Required action
Your answer should be the full listing, copied word for word.

Data for processing
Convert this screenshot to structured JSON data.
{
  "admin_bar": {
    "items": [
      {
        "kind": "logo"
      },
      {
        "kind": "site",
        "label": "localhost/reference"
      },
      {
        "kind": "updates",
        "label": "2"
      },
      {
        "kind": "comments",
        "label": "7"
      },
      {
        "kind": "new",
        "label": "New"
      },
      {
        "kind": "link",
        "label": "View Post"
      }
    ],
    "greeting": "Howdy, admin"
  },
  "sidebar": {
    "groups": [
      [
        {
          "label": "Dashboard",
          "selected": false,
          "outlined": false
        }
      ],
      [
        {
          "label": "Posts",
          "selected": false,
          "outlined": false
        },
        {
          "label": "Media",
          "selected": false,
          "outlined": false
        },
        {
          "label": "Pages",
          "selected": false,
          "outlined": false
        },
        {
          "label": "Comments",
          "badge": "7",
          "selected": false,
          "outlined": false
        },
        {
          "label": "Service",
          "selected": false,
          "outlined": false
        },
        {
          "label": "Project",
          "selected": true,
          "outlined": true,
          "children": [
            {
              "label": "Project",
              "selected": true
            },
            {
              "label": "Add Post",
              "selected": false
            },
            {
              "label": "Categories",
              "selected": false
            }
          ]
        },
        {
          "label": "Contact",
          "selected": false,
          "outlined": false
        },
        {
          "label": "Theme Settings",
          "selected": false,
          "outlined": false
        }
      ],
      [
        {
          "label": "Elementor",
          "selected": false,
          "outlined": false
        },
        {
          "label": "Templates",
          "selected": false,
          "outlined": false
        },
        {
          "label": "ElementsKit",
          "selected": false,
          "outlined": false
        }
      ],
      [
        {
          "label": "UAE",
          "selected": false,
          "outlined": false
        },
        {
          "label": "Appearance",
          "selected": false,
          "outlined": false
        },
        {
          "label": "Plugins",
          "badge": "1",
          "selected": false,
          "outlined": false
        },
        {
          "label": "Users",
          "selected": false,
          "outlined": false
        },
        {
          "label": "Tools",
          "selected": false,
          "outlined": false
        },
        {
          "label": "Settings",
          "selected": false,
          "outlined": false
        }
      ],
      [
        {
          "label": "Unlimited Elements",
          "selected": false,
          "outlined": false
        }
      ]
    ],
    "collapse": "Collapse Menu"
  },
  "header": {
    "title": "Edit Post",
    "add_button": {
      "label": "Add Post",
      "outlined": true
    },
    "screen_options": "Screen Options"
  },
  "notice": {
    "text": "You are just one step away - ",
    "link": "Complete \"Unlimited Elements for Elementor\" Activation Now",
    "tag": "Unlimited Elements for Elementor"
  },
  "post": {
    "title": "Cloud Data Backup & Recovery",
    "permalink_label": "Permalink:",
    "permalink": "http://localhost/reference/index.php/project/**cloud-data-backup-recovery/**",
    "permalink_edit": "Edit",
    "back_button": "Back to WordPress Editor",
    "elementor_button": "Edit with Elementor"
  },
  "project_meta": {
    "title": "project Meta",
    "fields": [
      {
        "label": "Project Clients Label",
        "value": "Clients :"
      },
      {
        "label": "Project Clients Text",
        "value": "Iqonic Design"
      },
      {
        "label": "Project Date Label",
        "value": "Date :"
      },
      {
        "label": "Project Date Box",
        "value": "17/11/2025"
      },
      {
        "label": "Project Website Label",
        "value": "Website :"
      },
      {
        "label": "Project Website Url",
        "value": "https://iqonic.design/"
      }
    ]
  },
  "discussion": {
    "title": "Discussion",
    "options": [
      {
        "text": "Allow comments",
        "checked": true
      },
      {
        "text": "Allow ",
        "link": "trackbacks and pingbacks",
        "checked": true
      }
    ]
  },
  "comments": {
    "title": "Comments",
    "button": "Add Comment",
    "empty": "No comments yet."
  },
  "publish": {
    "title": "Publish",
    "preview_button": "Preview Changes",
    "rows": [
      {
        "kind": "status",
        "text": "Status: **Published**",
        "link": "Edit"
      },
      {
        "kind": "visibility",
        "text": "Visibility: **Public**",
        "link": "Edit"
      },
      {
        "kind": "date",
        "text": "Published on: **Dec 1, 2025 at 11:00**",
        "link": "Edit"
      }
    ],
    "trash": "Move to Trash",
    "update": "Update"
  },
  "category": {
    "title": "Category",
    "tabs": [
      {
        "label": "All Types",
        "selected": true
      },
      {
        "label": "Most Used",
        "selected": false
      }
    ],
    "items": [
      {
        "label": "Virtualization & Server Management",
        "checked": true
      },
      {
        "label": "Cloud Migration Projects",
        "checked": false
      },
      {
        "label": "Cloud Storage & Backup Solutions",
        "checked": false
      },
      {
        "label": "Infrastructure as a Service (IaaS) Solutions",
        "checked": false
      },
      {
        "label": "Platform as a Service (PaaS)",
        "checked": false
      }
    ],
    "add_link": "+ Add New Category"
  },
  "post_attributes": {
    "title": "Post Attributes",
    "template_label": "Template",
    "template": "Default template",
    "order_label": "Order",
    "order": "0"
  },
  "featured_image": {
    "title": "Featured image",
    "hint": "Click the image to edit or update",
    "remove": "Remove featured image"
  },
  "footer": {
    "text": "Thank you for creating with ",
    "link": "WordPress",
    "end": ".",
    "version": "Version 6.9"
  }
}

Exercise response
Convert this screenshot to structured JSON data.
{
  "admin_bar": {
    "items": [
      {
        "kind": "logo"
      },
      {
        "kind": "site",
        "label": "localhost/reference"
      },
      {
        "kind": "updates",
        "label": "2"
      },
      {
        "kind": "comments",
        "label": "7"
      },
      {
        "kind": "new",
        "label": "New"
      },
      {
        "kind": "link",
        "label": "View Post"
      }
    ],
    "greeting": "Howdy, admin"
  },
  "sidebar": {
    "groups": [
      [
        {
          "label": "Dashboard",
          "selected": false,
          "outlined": false
        }
      ],
      [
        {
          "label": "Posts",
          "selected": false,
          "outlined": false
        },
        {
          "label": "Media",
          "selected": false,
          "outlined": false
        },
        {
          "label": "Pages",
          "selected": false,
          "outlined": false
        },
        {
          "label": "Comments",
          "badge": "7",
          "selected": false,
          "outlined": false
        },
        {
          "label": "Service",
          "selected": false,
          "outlined": false
        },
        {
          "label": "Project",
          "selected": true,
          "outlined": true,
          "children": [
            {
              "label": "Project",
              "selected": true
            },
            {
              "label": "Add Post",
              "selected": false
            },
            {
              "label": "Categories",
              "selected": false
            }
          ]
        },
        {
          "label": "Contact",
          "selected": false,
          "outlined": false
        },
        {
          "label": "Theme Settings",
          "selected": false,
          "outlined": false
        }
      ],
      [
        {
          "label": "Elementor",
          "selected": false,
          "outlined": false
        },
        {
          "label": "Templates",
          "selected": false,
          "outlined": false
        },
        {
          "label": "ElementsKit",
          "selected": false,
          "outlined": false
        }
      ],
      [
        {
          "label": "UAE",
          "selected": false,
          "outlined": false
        },
        {
          "label": "Appearance",
          "selected": false,
          "outlined": false
        },
        {
          "label": "Plugins",
          "badge": "1",
          "selected": false,
          "outlined": false
        },
        {
          "label": "Users",
          "selected": false,
          "outlined": false
        },
        {
          "label": "Tools",
          "selected": false,
          "outlined": false
        },
        {
          "label": "Settings",
          "selected": false,
          "outlined": false
        }
      ],
      [
        {
          "label": "Unlimited Elements",
          "selected": false,
          "outlined": false
        }
      ]
    ],
    "collapse": "Collapse Menu"
  },
  "header": {
    "title": "Edit Post",
    "add_button": {
      "label": "Add Post",
      "outlined": true
    },
    "screen_options": "Screen Options"
  },
  "notice": {
    "text": "You are just one step away - ",
    "link": "Complete \"Unlimited Elements for Elementor\" Activation Now",
    "tag": "Unlimited Elements for Elementor"
  },
  "post": {
    "title": "Cloud Data Backup & Recovery",
    "permalink_label": "Permalink:",
    "permalink": "http://localhost/reference/index.php/project/**cloud-data-backup-recovery/**",
    "permalink_edit": "Edit",
    "back_button": "Back to WordPress Editor",
    "elementor_button": "Edit with Elementor"
  },
  "project_meta": {
    "title": "project Meta",
    "fields": [
      {
        "label": "Project Clients Label",
        "value": "Clients :"
      },
      {
        "label": "Project Clients Text",
        "value": "Iqonic Design"
      },
      {
        "label": "Project Date Label",
        "value": "Date :"
      },
      {
        "label": "Project Date Box",
        "value": "17/11/2025"
      },
      {
        "label": "Project Website Label",
        "value": "Website :"
      },
      {
        "label": "Project Website Url",
        "value": "https://iqonic.design/"
      }
    ]
  },
  "discussion": {
    "title": "Discussion",
    "options": [
      {
        "text": "Allow comments",
        "checked": true
      },
      {
        "text": "Allow ",
        "link": "trackbacks and pingbacks",
        "checked": true
      }
    ]
  },
  "comments": {
    "title": "Comments",
    "button": "Add Comment",
    "empty": "No comments yet."
  },
  "publish": {
    "title": "Publish",
    "preview_button": "Preview Changes",
    "rows": [
      {
        "kind": "status",
        "text": "Status: **Published**",
        "link": "Edit"
      },
      {
        "kind": "visibility",
        "text": "Visibility: **Public**",
        "link": "Edit"
      },
      {
        "kind": "date",
        "text": "Published on: **Dec 1, 2025 at 11:00**",
        "link": "Edit"
      }
    ],
    "trash": "Move to Trash",
    "update": "Update"
  },
  "category": {
    "title": "Category",
    "tabs": [
      {
        "label": "All Types",
        "selected": true
      },
      {
        "label": "Most Used",
        "selected": false
      }
    ],
    "items": [
      {
        "label": "Virtualization & Server Management",
        "checked": true
      },
      {
        "label": "Cloud Migration Projects",
        "checked": false
      },
      {
        "label": "Cloud Storage & Backup Solutions",
        "checked": false
      },
      {
        "label": "Infrastructure as a Service (IaaS) Solutions",
        "checked": false
      },
      {
        "label": "Platform as a Service (PaaS)",
        "checked": false
      }
    ],
    "add_link": "+ Add New Category"
  },
  "post_attributes": {
    "title": "Post Attributes",
    "template_label": "Template",
    "template": "Default template",
    "order_label": "Order",
    "order": "0"
  },
  "featured_image": {
    "title": "Featured image",
    "hint": "Click the image to edit or update",
    "remove": "Remove featured image"
  },
  "footer": {
    "text": "Thank you for creating with ",
    "link": "WordPress",
    "end": ".",
    "version": "Version 6.9"
  }
}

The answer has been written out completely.